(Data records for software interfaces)

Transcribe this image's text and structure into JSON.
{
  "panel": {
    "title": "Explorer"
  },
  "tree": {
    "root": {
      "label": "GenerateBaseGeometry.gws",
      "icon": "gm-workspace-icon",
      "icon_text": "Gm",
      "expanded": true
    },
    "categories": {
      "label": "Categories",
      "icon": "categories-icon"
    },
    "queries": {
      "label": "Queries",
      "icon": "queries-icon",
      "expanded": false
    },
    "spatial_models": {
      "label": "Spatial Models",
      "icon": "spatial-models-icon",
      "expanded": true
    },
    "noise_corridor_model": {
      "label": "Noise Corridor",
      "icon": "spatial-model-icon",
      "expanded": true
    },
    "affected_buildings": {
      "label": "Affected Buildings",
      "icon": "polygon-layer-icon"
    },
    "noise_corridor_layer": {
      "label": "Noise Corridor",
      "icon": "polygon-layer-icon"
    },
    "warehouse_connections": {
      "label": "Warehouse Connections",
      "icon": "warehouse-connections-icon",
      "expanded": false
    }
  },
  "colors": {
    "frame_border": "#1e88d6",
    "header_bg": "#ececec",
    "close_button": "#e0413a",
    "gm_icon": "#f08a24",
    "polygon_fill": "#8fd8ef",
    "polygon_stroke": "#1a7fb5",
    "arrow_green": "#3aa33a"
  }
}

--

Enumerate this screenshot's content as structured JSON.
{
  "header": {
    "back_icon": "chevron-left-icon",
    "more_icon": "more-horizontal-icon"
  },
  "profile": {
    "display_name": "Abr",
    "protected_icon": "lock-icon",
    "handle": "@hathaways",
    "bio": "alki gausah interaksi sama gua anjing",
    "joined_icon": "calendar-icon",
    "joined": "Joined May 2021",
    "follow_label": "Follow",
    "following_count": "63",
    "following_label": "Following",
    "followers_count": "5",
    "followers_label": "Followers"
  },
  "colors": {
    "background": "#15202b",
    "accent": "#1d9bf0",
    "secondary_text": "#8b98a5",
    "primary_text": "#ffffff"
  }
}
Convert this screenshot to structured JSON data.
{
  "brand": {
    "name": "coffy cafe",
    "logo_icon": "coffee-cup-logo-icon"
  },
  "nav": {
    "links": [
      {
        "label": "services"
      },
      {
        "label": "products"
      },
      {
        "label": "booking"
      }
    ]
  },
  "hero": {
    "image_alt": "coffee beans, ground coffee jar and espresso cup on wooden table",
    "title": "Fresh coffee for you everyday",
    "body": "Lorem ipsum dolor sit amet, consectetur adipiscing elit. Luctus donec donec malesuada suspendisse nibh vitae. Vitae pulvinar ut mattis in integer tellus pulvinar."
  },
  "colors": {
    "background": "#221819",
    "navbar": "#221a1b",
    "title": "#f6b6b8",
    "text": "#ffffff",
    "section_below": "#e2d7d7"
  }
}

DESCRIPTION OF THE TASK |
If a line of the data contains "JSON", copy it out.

COMPLETED EXERCISE |
Transcribe this image's text and structure into JSON.
Enumerate this screenshot's content as structured JSON.
Convert this screenshot to structured JSON data.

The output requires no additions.